Noted aviation pioneer and writer Antoine de Saint-Exupéry vanished in a F-5B-1-LO, 42-68223, c/n 2734, of Groupe de Chasse II/33, out of Borgo-Porreta, Bastia, Corsica, a reconnaissance variant of the P-38, while on a flight over the Mediterranean, from Corsica to mainland France, on 31 July 1944. His health, both physical and mental (he was said to be intermittently subject to depression), had been deteriorating and there had been talk of taking him off flight status. There have been suggestions (although no proof to date) that this was a suicide rather than an aircraft failure or combat loss. In 2000, a French scuba diver found the wreckage of a Lightning in the Mediterranean off the coast of Marseille, and it was confirmed in April 2004 as Saint-Exupéry’s F-5B. No evidence of air combat was found. In March 2008, a former Luftwaffe pilot, Horst Rippert from Jagdgruppe 200, claimed to have shot down Saint-Exupéry.

Adrian Warburton

The RAF’s legendary photo-recon "ace", Wing Commander Adrian Warburton DSO DFC, was the pilot of a Lockheed P-38 borrowed from the USAAF that took off on 12 April 1944 to photograph targets in Germany. W/C Warburton failed to arrive at the rendezvous point and was never seen again. In 2003, his remains were recovered in Germany from his wrecked USAAF P-38 Lightning.

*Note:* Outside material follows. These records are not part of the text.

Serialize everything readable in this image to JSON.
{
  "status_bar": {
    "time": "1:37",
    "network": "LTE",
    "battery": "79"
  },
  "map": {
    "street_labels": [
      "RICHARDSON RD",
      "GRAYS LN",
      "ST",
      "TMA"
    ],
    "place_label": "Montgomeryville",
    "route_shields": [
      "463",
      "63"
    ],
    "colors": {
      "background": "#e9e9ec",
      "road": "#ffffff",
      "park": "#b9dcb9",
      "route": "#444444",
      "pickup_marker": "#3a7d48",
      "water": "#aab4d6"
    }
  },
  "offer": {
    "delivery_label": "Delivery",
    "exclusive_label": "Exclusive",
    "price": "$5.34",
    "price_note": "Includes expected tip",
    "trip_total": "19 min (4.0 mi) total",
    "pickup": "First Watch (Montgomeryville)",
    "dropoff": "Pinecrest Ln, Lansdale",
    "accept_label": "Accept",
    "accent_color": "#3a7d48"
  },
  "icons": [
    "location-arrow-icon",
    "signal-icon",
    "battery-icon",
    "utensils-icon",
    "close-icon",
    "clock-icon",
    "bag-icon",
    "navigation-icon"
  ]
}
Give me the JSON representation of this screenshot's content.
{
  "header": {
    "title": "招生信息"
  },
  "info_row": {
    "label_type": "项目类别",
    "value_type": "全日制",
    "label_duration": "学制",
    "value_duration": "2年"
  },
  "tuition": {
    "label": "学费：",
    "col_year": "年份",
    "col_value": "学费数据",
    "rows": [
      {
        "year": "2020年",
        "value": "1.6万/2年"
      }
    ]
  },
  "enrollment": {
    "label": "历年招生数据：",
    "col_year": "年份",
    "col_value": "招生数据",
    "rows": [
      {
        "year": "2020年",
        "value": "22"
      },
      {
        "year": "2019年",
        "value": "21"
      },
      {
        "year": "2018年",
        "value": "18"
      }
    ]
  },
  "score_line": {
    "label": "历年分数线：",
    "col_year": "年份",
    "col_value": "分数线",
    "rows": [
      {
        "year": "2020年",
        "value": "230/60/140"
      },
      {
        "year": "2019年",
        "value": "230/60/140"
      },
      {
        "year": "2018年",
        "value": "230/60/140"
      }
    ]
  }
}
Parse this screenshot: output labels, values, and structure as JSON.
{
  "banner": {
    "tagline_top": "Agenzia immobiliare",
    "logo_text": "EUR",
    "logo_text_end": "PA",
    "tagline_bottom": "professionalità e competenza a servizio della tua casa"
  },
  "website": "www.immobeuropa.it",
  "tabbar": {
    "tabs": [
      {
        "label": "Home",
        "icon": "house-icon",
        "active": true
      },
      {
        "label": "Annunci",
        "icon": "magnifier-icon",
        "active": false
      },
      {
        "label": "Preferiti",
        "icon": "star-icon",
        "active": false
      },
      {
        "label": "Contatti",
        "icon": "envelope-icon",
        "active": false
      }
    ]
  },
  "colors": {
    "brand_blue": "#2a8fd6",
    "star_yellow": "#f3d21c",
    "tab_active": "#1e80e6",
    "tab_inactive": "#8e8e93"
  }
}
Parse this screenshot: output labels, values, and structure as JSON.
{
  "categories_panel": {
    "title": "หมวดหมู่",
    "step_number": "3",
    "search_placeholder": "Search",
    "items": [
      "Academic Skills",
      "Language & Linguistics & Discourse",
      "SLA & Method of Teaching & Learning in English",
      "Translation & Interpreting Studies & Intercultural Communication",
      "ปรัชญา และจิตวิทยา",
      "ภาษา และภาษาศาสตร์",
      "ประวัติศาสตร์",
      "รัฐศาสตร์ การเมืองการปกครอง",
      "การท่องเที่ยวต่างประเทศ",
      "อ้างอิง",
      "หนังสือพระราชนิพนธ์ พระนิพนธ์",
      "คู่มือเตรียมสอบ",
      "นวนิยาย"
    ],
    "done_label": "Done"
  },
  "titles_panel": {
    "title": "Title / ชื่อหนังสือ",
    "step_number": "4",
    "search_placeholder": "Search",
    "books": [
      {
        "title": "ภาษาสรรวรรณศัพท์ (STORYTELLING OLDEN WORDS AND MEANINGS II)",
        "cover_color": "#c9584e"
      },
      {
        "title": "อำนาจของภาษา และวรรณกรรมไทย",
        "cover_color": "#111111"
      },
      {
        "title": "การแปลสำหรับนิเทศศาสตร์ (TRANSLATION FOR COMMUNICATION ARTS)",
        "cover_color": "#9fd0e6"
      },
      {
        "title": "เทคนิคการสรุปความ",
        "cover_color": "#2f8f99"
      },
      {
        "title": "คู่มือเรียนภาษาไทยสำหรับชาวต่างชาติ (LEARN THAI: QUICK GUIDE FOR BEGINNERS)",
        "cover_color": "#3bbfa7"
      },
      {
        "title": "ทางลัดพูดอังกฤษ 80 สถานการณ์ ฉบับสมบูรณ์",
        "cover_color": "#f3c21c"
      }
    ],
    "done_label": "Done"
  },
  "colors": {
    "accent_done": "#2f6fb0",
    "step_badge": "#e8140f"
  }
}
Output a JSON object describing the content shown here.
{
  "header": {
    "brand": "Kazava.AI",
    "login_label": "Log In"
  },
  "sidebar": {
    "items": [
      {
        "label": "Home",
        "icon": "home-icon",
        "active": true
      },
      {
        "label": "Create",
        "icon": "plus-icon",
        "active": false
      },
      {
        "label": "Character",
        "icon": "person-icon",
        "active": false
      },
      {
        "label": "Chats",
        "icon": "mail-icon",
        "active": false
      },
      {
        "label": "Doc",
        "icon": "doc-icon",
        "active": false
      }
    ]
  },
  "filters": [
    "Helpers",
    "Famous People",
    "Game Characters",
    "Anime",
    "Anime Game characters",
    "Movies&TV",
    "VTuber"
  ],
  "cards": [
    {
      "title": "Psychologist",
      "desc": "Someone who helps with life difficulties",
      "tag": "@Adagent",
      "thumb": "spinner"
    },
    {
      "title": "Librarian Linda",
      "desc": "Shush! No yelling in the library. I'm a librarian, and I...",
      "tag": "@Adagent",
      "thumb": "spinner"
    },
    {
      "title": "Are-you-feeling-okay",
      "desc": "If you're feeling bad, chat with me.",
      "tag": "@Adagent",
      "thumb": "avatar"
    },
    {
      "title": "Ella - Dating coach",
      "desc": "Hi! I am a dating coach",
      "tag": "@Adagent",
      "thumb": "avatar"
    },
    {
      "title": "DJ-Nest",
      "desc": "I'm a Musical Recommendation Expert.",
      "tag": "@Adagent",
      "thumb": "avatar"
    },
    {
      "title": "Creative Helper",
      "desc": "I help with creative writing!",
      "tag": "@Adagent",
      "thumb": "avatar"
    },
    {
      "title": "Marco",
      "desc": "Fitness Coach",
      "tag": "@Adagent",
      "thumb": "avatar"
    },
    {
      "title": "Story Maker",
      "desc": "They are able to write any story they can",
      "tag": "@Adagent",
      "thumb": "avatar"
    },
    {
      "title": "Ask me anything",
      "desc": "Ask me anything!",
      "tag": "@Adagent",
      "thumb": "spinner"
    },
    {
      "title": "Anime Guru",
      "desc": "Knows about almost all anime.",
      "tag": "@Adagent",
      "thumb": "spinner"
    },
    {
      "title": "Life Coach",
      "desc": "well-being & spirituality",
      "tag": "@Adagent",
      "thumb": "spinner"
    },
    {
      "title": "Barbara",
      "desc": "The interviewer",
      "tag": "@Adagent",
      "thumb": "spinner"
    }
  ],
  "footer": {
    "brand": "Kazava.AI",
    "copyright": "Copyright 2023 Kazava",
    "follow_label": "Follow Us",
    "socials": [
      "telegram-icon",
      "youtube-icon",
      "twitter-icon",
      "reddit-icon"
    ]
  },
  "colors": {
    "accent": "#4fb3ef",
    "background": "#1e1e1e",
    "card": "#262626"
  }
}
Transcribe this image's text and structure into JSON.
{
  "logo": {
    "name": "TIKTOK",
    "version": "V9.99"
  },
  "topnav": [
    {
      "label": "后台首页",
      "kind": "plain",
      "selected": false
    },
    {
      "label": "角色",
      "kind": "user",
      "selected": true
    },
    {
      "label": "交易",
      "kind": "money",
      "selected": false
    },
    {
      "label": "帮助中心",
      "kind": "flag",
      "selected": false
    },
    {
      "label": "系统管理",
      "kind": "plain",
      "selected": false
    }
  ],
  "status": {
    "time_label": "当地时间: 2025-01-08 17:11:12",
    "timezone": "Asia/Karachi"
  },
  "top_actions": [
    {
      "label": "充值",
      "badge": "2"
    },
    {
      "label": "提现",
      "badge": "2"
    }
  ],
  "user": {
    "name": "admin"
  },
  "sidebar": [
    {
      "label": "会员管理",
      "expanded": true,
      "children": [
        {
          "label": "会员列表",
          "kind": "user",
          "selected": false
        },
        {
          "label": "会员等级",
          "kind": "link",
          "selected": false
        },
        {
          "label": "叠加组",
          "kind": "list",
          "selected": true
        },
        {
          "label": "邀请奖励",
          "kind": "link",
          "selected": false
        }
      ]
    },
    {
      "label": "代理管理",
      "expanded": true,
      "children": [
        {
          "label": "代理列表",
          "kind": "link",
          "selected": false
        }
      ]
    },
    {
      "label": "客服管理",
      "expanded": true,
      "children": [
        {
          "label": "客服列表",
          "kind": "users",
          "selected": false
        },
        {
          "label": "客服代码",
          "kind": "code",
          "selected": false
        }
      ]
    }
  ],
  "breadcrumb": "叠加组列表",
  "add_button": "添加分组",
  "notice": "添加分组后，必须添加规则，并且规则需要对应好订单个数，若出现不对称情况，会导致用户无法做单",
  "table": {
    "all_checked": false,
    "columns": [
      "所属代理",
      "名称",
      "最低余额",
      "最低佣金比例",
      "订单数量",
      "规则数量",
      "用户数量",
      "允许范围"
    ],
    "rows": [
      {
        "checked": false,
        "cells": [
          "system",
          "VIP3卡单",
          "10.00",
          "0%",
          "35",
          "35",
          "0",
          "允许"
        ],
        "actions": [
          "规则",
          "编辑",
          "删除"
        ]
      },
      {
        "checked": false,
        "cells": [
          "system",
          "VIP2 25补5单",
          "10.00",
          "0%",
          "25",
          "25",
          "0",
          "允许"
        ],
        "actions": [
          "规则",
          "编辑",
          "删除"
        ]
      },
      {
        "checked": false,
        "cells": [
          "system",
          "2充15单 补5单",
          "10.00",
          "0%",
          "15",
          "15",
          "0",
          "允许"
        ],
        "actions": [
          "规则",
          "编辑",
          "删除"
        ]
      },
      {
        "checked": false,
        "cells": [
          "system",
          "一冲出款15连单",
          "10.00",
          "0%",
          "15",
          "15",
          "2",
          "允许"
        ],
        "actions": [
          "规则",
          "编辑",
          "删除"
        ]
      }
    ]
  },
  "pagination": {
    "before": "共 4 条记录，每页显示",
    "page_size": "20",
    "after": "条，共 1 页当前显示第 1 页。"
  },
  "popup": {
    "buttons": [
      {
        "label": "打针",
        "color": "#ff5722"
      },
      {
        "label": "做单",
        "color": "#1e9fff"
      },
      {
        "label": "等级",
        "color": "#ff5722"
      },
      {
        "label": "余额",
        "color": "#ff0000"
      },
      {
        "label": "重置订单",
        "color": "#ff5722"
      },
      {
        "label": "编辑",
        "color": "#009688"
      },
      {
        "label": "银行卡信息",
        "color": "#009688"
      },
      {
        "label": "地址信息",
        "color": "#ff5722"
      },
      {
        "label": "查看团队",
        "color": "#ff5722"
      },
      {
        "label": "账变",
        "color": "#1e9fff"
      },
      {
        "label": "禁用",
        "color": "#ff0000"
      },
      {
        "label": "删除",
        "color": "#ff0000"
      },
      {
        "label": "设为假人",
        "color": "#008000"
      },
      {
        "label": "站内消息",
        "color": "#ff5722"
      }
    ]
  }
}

• • • • •

Quoting Smithsonian National Air and Space Museum | Boeing B-29 Superfortress "Enola Gay":

Boeing’s B-29 Superfortress was the most sophisticated propeller-driven bomber of World War II and the first bomber to house its crew in pressurized compartments. Although designed to fight in the European theater, the B-29 found its niche on the other side of the globe. In the Pacific, B-29s delivered a variety of aerial weapons: conventional bombs, incendiary bombs, mines, and two nuclear weapons.

On August 6, 1945, this Martin-built B-29-45-MO dropped the first atomic weapon used in combat on Hiroshima, Japan. Three days later, Bockscar (on display at the U.S. Air Force Museum near Dayton, Ohio) dropped a second atomic bomb on Nagasaki, Japan. Enola Gay flew as the advance weather reconnaissance aircraft that day. A third B-29, The Great Artiste, flew as an observation aircraft on both missions.

Transferred from the United States Air Force.

Manufacturer:
Boeing Aircraft Co.
Martin Co., Omaha, Nebr.

Date:
1945

Country of Origin:
United States of America

Dimensions:
Overall: 900 x 3020cm, 32580kg, 4300cm (29ft 6 5/16in. x 99ft 1in., 71825.9lb., 141ft 15/16in.)

Materials:
Polished overall aluminum finish

Physical Description:
Four-engine heavy bomber with semi-monoqoque fuselage and high-aspect ratio wings. Polished aluminum finish overall, standard late-World War II Army Air Forces insignia on wings and aft fuselage and serial number on vertical fin; 509th Composite Group markings painted in black; "Enola Gay" in black, block letters on lower left nose.